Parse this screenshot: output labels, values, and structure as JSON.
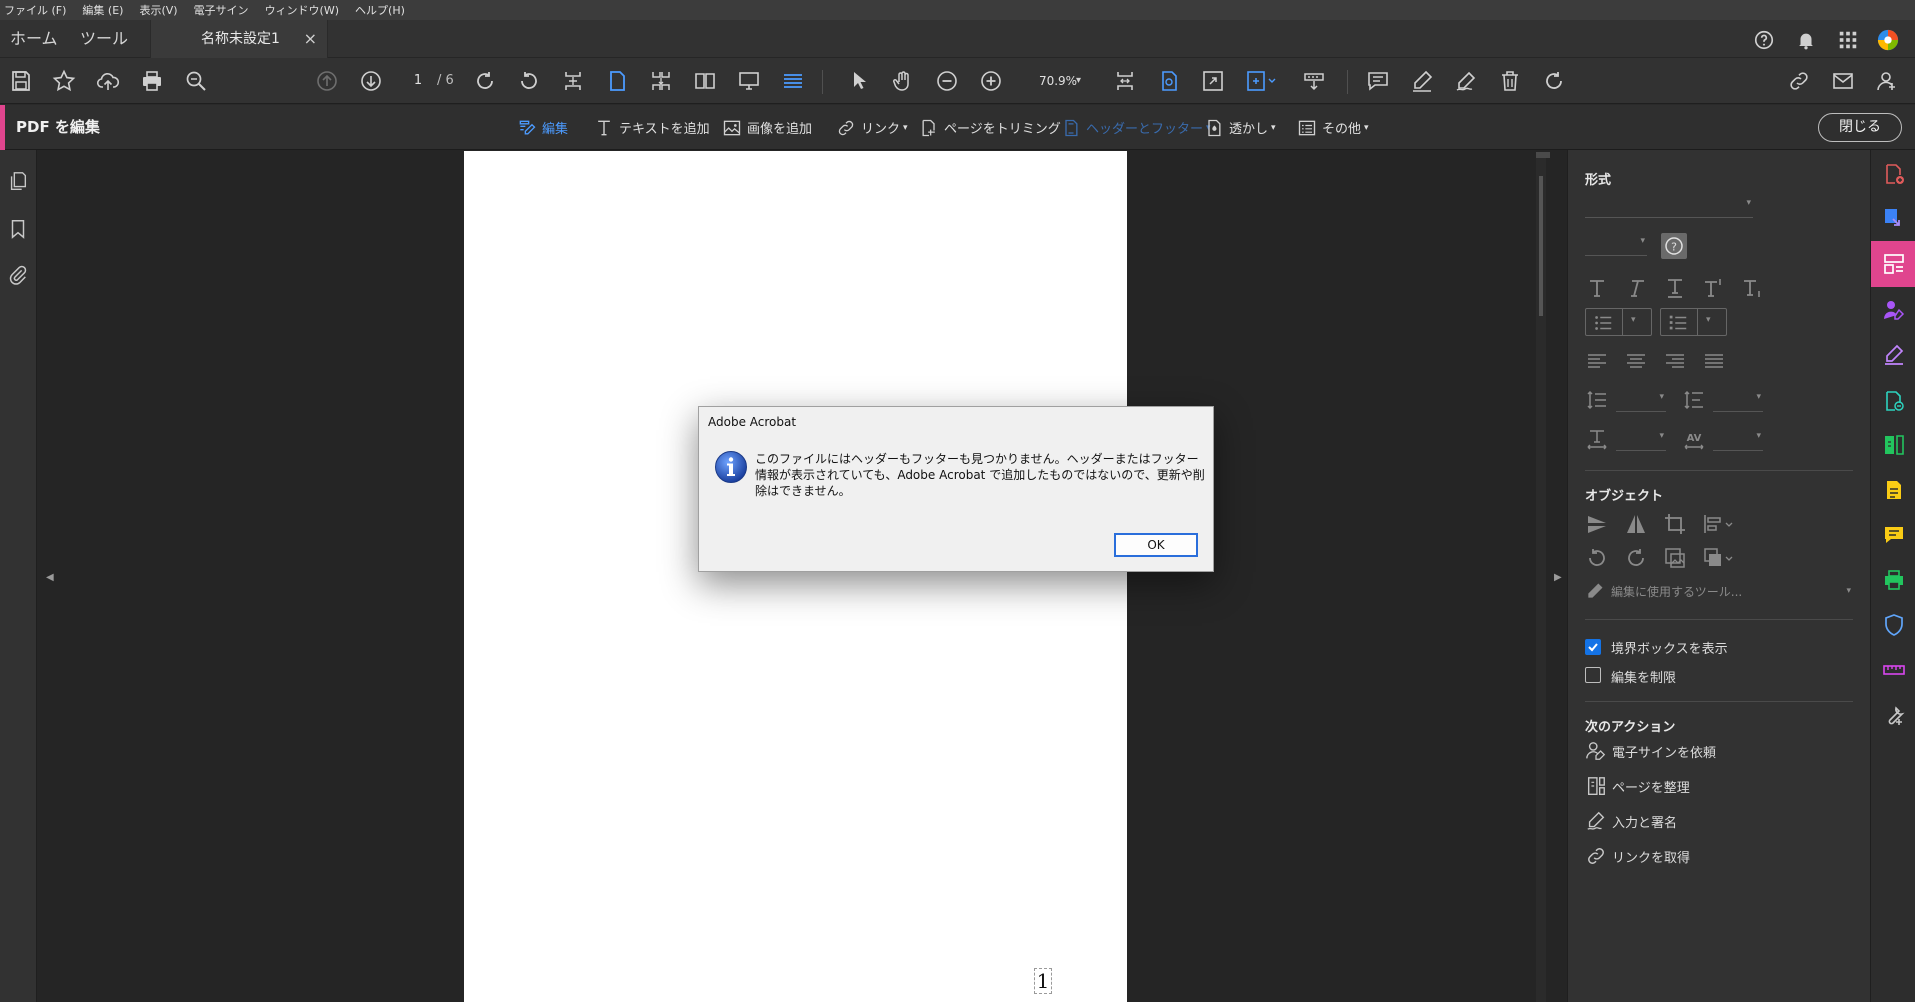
{
  "menu": [
    "ファイル (F)",
    "編集 (E)",
    "表示(V)",
    "電子サイン",
    "ウィンドウ(W)",
    "ヘルプ(H)"
  ],
  "tabs": {
    "home": "ホーム",
    "tools": "ツール",
    "doc": "名称未設定1",
    "close": "×"
  },
  "toolbar": {
    "page_current": "1",
    "page_total": "/ 6",
    "zoom": "70.9%"
  },
  "edit_bar": {
    "title": "PDF を編集",
    "edit": "編集",
    "add_text": "テキストを追加",
    "add_image": "画像を追加",
    "link": "リンク",
    "crop": "ページをトリミング",
    "header_footer": "ヘッダーとフッター",
    "watermark": "透かし",
    "more": "その他",
    "close": "閉じる"
  },
  "page": {
    "footer_number": "1"
  },
  "format_panel": {
    "format_heading": "形式",
    "object_heading": "オブジェクト",
    "edit_tool_placeholder": "編集に使用するツール...",
    "show_bounding_boxes": "境界ボックスを表示",
    "restrict_editing": "編集を制限",
    "next_actions_heading": "次のアクション",
    "actions": [
      "電子サインを依頼",
      "ページを整理",
      "入力と署名",
      "リンクを取得"
    ]
  },
  "dialog": {
    "title": "Adobe Acrobat",
    "message": "このファイルにはヘッダーもフッターも見つかりません。ヘッダーまたはフッター情報が表示されていても、Adobe Acrobat で追加したものではないので、更新や削除はできません。",
    "ok": "OK"
  },
  "colors": {
    "accent_pink": "#e0458e",
    "active_blue": "#4c9bff",
    "checkbox_blue": "#1473e6"
  }
}
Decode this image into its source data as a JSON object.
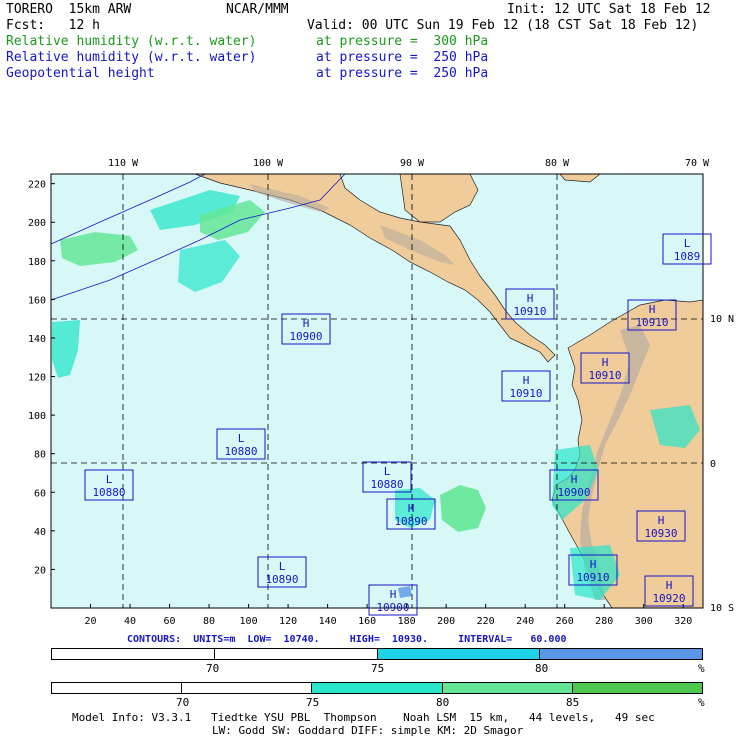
{
  "header": {
    "model": "TORERO  15km ARW",
    "org": "NCAR/MMM",
    "init": "Init: 12 UTC Sat 18 Feb 12",
    "fcst": "Fcst:   12 h",
    "valid": "Valid: 00 UTC Sun 19 Feb 12 (18 CST Sat 18 Feb 12)",
    "fields": [
      {
        "name": "Relative humidity (w.r.t. water)",
        "level": "at pressure =  300 hPa",
        "color": "#1a9a1a"
      },
      {
        "name": "Relative humidity (w.r.t. water)",
        "level": "at pressure =  250 hPa",
        "color": "#1616c8"
      },
      {
        "name": "Geopotential height",
        "level": "at pressure =  250 hPa",
        "color": "#1616c8"
      }
    ]
  },
  "map": {
    "lon_labels": [
      "110 W",
      "100 W",
      "90 W",
      "80 W",
      "70 W"
    ],
    "lat_labels": [
      "10 N",
      "0",
      "10 S"
    ],
    "x_ticks": [
      "20",
      "40",
      "60",
      "80",
      "100",
      "120",
      "140",
      "160",
      "180",
      "200",
      "220",
      "240",
      "260",
      "280",
      "300",
      "320"
    ],
    "y_ticks": [
      "220",
      "200",
      "180",
      "160",
      "140",
      "120",
      "100",
      "80",
      "60",
      "40",
      "20"
    ],
    "centers": [
      {
        "t": "H",
        "v": "10910"
      },
      {
        "t": "H",
        "v": "10900"
      },
      {
        "t": "L",
        "v": "1089"
      },
      {
        "t": "H",
        "v": "10910"
      },
      {
        "t": "H",
        "v": "10910"
      },
      {
        "t": "H",
        "v": "10910"
      },
      {
        "t": "L",
        "v": "10880"
      },
      {
        "t": "L",
        "v": "10880"
      },
      {
        "t": "L",
        "v": "10880"
      },
      {
        "t": "H",
        "v": "10900"
      },
      {
        "t": "H",
        "v": "10890"
      },
      {
        "t": "H",
        "v": "10930"
      },
      {
        "t": "L",
        "v": "10890"
      },
      {
        "t": "H",
        "v": "10910"
      },
      {
        "t": "H",
        "v": "10920"
      },
      {
        "t": "H",
        "v": "10900"
      }
    ]
  },
  "contours": "CONTOURS:  UNITS=m  LOW=  10740.     HIGH=  10930.     INTERVAL=   60.000",
  "legend1": {
    "labels": [
      "70",
      "75",
      "80",
      "%"
    ],
    "colors": [
      "#ffffff",
      "#ffffff",
      "#20d2e6",
      "#5a96e6"
    ]
  },
  "legend2": {
    "labels": [
      "70",
      "75",
      "80",
      "85",
      "%"
    ],
    "colors": [
      "#ffffff",
      "#ffffff",
      "#28e6c8",
      "#64e696",
      "#50c850"
    ]
  },
  "footer": {
    "line1": "Model Info: V3.3.1   Tiedtke YSU PBL  Thompson    Noah LSM  15 km,   44 levels,   49 sec",
    "line2": "LW: Godd SW: Goddard DIFF: simple KM: 2D Smagor"
  }
}
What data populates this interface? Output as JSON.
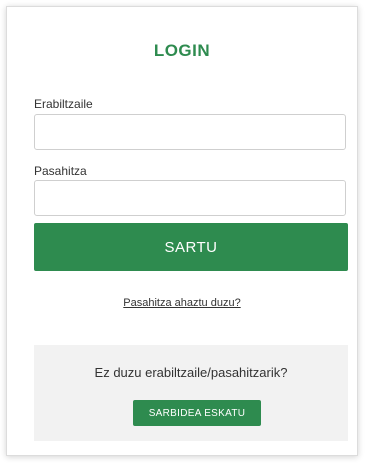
{
  "login": {
    "title": "LOGIN",
    "username_label": "Erabiltzaile",
    "username_value": "",
    "password_label": "Pasahitza",
    "password_value": "",
    "submit_label": "SARTU",
    "forgot_link": "Pasahitza ahaztu duzu?"
  },
  "request_access": {
    "prompt": "Ez duzu erabiltzaile/pasahitzarik?",
    "button_label": "SARBIDEA ESKATU"
  },
  "colors": {
    "accent": "#2e8b4f",
    "panel_background": "#f2f2f2"
  }
}
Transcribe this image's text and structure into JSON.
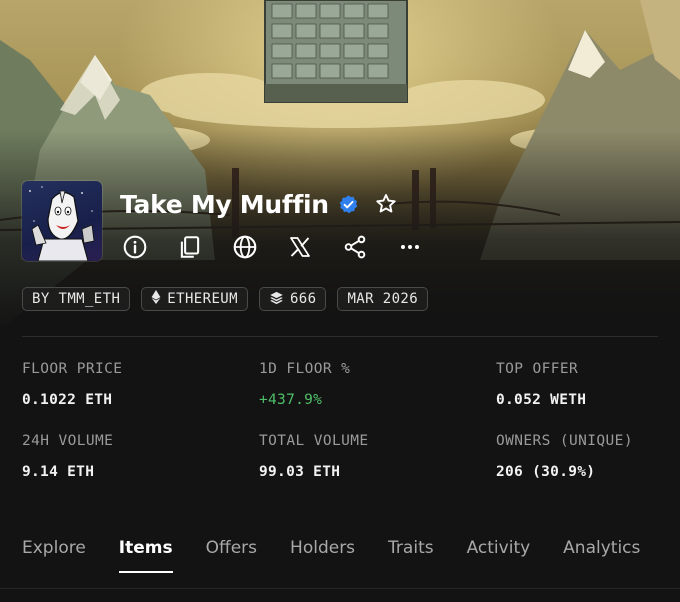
{
  "collection": {
    "name": "Take My Muffin",
    "verified": true
  },
  "actions": [
    {
      "name": "info-icon"
    },
    {
      "name": "copy-icon"
    },
    {
      "name": "globe-icon"
    },
    {
      "name": "x-logo-icon"
    },
    {
      "name": "share-icon"
    },
    {
      "name": "more-icon"
    }
  ],
  "chips": {
    "creator": "BY TMM_ETH",
    "chain": "ETHEREUM",
    "items": "666",
    "date": "MAR 2026"
  },
  "stats": {
    "floor_price": {
      "label": "FLOOR PRICE",
      "value": "0.1022 ETH"
    },
    "floor_change": {
      "label": "1D FLOOR %",
      "value": "+437.9%"
    },
    "top_offer": {
      "label": "TOP OFFER",
      "value": "0.052 WETH"
    },
    "volume_24h": {
      "label": "24H VOLUME",
      "value": "9.14 ETH"
    },
    "total_volume": {
      "label": "TOTAL VOLUME",
      "value": "99.03 ETH"
    },
    "owners": {
      "label": "OWNERS (UNIQUE)",
      "value": "206 (30.9%)"
    }
  },
  "tabs": {
    "explore": "Explore",
    "items": "Items",
    "offers": "Offers",
    "holders": "Holders",
    "traits": "Traits",
    "activity": "Activity",
    "analytics": "Analytics"
  },
  "active_tab": "Items",
  "colors": {
    "background": "#131313",
    "positive": "#4fbf6a",
    "verified": "#2f80ed"
  }
}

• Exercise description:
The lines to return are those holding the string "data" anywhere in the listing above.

• Completed exercise:
Decode this image into its source data as a JSON object.
What data populates this interface? Output as JSON.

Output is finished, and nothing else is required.